One of the world’s premier military aviation collections is housed at the Air Force Museum of New Zealand at Wigram in Christchurch. Their mission is to preserve and present the history of New Zealand military aviation for commemoration, inspiration, learning and enjoyment.
Research at the Air Force Museum
The Air Force Museum of New Zealand’s Research Collection consists of two archives. The paper archive comprises personal collections, manuscripts and ephemera, logbooks, journals, technical drawings and publications, maps and a research library of over 3,500 books.
The photographic archive comprises some 700,000 prints and negatives as well as photographic albums, film and sound objects.
Their collection includes:
- Published books on military aviation topics
- Unpublished manuscripts
- Operations Record Books for squadrons and bases (also known as Unit Histories)
- Aircrew log books
- Letters, diaries and other personal papers
- Maps, plans and technical drawings
- Technical manuals for aircraft and equipment
- Photographs and negatives of people, places and aircraft
- Film and sound
- Paintings, works on paper and prints.
Museum to keep Wigram legacy alive: A 2009 interview with Air Force Museum of New Zealand communications manager David Clearwater.
The Air Force Museum of New Zealand is keeping Sir Henry Wigram’s aviation tradition at Wigram alive by dropping its entry charges.
The change is a permanent shift in the museum’s approach that communications manager David Clearwater says is designed to reconnect the site with its local community.
Although our admission fee wasn’t a great deal when you compare it to other attractions … we really want to remove that barrier so that people will come; the locals will ideally come back, and tourists will put this idea on their itinerary because its noteworthy and they should do it,” he said.

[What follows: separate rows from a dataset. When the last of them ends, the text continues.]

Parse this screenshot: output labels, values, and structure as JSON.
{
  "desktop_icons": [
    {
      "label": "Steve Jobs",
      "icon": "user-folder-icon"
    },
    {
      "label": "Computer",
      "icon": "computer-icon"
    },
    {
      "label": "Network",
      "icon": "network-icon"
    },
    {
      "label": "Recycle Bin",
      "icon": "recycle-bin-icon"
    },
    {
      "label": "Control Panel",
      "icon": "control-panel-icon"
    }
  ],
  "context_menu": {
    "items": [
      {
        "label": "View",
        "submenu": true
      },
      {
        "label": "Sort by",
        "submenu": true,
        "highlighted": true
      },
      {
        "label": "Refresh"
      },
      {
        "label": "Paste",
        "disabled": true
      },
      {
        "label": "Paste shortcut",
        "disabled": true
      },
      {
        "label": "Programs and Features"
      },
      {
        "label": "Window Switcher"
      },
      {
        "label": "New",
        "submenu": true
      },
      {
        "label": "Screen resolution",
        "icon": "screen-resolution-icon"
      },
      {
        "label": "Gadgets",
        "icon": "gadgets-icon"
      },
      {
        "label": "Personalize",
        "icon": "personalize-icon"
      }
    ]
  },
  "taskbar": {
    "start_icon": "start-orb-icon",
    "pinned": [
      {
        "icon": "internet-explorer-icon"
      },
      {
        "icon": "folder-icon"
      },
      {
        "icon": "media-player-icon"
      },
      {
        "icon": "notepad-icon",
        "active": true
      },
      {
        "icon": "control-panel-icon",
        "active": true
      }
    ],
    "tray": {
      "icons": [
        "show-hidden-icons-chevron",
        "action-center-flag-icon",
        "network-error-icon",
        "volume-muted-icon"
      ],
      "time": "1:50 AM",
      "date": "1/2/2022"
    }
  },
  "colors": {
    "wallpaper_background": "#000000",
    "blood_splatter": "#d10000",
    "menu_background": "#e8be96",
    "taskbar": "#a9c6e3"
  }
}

Clearwater says the move to free entry cements the Air Force Museum of New Zealand’s reputation as a high-quality attraction.
Museums of significance in New Zealand have free entry. We are one. We want to make sure we remove as many barriers as we possibly can.
Clearwater also stresses that although air traffic no longer passes through Wigram, gifted land remains in public ownership.
The land area – 37.5 hectares – the Defence Force still have that. Sir Henry’s land is still here, retained as it should be.
The Wigram site has slowly been swallowed up by a growing city, a situation that Clearwater describes as a “paradox”.
We’re close enough to the city that people know that we’re here, but we’re almost so close that people drive past and think we’ll have to go there sometime
Aircraft, base part of social history
The museum offers tours and programmes that will help Christchurch remember not only aircraft – but also the social history of an airbase and a community.
People have always lived in the area, so a Walking round Wigram tour takes in “significant sites” around the township.
Essentially Wigram is not really going to change. We know that the runway will close. There’s a lot that the community can do here other than walk through the door and look at old aircraft, he says.
Tours of the base, such as the restoration tour, will be re-launched to cater for those who want to see current work taking place at Wigram and planes that are in various stages of completion. Other facilities include the Brevet Club, which seats 90, and a 110-seat theatre, and conference rooms.
Education and holiday programmes
The education officer teaches over 4000 pupils per year, including students who use the museum to work on their art portfolios. Public programmes, a visitor host programme and a full 110-seat AV theatre support these efforts. Clearwater hopes to show World War II newsreels to give visitors a taste of military history.
I watched a couple not so long ago. It reminds you of everything that used to happen. It’s all part of the social history. It’s not just the aviation. It’s when the troops were repatriated, what the Government did to help them. It reminds you what life was like.
Holiday programmes give children a chance to try things they’ve never done before, Clearwater says. Survivor at Wigram, where rations, known as “rat-packs” were cooked up, and where students get to jump out of a plane onto crash pads, was particularly popular.
Into the future
The last airshow at the base drew large numbers of people to the base.
The queues to go through the Herc and the Orion were massive. But we had a similar length queue leading into the Bristol Freighter. I think people just wanted to get up close and walk through the aircraft. We can still do that – we just can’t have the Orion and the Herc.
Air displays were also an option for the future, Clearwater says, “if the airforce are available to do that for us. They’ll either land at Harewood, take off from there and then go back, or they’ll leave the North Island, come through and do their display and leave.”
New marketing initiatives including new signage, publications and a change of name to the Air Force Museum of New Zealand will all help get the word out, Clearwater says.
Restorations will continue at the base. RNZAF staff work with volunteers to rebuild and refurbish aircraft and preserve them for future generations. Three projects were underway at the base: a Huck starter – a Model-T that was converted to help start aircraft engines, a Kittyhawk and a Catalina. There are years of work to do, Clearwater says.
Interviewed February 2009